The government has decided against making any amendments to the Swiss anti-racism law, contrary to the intentions of outgoing Justice Minister Christoph Blocher.
Blocher caused an outcry in October 2006 when he announced during a trip to Turkey that he wanted to change the law, saying it gave him "stomach ache".
The cabinet said in a statement that it had taken note of suggestions drawn up by Blocher's ministry, but did not see the need to amend the legislation.
Blocher, a leading light of the rightwing Swiss People's Party, told Swiss radio he had wanted to present his changes to the cabinet next year.
However, in a surprise move he was not re-elected to his post by parliament earlier this month and will be replaced in the justice ministry by party colleague Eveline Widmer-Schlumpf in 2008.

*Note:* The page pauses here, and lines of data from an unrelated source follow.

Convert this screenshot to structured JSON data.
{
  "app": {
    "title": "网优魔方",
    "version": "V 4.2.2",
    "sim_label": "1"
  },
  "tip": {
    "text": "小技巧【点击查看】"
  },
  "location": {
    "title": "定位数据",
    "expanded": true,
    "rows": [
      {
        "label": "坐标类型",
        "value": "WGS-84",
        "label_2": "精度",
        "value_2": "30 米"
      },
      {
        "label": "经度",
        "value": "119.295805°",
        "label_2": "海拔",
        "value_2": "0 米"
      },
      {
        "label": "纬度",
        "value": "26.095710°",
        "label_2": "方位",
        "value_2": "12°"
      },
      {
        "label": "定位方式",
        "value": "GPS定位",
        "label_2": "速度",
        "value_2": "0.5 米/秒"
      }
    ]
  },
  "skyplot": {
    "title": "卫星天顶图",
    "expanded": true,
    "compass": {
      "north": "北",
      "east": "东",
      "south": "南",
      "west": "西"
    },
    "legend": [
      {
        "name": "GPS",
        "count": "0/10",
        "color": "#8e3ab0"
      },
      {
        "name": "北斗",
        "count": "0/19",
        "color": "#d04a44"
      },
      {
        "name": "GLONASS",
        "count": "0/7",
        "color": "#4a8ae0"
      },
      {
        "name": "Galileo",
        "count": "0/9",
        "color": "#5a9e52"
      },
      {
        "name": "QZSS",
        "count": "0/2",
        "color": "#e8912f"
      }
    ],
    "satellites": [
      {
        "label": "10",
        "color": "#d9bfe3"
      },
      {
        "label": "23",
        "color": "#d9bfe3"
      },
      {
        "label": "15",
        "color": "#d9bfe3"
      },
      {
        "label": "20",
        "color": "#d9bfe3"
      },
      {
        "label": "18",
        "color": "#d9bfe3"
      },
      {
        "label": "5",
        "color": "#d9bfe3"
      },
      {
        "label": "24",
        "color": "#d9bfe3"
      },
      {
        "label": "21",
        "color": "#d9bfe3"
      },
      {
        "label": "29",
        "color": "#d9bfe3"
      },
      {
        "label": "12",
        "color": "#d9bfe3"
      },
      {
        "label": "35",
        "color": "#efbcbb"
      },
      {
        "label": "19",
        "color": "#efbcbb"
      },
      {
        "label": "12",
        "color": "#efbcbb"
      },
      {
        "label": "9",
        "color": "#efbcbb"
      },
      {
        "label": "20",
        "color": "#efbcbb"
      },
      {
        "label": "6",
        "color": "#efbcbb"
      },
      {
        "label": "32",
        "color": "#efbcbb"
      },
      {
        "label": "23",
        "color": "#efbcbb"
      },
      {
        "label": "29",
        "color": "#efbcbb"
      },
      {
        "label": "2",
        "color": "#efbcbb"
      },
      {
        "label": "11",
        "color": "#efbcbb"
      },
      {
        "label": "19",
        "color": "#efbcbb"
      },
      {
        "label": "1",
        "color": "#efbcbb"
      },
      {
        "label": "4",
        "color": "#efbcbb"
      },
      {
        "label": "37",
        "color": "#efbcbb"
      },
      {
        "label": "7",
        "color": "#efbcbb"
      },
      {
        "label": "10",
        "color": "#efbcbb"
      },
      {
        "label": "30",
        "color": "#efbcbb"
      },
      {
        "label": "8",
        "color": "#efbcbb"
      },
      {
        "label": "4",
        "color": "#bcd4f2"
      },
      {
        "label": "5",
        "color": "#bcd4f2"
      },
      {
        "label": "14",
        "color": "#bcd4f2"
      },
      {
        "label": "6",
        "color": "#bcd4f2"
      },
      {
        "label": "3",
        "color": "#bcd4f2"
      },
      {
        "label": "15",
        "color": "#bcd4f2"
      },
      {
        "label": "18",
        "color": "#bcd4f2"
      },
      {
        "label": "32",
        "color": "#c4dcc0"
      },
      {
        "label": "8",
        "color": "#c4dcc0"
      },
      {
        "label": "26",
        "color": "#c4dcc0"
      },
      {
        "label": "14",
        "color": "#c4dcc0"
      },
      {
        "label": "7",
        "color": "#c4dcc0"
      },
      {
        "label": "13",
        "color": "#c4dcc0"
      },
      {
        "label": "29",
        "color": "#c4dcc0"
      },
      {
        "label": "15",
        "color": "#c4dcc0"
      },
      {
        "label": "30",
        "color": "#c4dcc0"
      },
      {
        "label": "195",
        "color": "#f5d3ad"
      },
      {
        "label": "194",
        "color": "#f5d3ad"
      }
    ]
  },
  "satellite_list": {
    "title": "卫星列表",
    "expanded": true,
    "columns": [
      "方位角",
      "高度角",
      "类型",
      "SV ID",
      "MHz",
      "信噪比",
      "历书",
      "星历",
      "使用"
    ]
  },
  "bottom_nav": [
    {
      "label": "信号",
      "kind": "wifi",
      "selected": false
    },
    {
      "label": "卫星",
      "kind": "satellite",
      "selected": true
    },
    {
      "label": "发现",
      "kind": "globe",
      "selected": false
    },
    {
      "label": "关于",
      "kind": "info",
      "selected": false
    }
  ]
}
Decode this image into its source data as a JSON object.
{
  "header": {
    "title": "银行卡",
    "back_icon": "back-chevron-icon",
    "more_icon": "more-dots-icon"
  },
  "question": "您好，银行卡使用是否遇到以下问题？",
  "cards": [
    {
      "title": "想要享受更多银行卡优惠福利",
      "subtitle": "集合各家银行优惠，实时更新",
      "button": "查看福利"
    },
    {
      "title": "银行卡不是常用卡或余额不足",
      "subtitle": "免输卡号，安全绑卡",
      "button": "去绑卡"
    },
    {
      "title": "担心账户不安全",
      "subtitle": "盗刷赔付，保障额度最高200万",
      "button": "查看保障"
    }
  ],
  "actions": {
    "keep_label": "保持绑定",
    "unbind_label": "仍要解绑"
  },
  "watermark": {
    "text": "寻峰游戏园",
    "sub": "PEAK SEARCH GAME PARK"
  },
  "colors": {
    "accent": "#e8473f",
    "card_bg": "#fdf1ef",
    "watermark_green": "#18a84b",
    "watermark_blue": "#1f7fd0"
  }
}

Swiss President Micheline Calmy-Rey said on Swiss radio on Friday evening that cabinet did not want to change the anti-racism law because it had been approved by the population in a nationwide vote in 1994.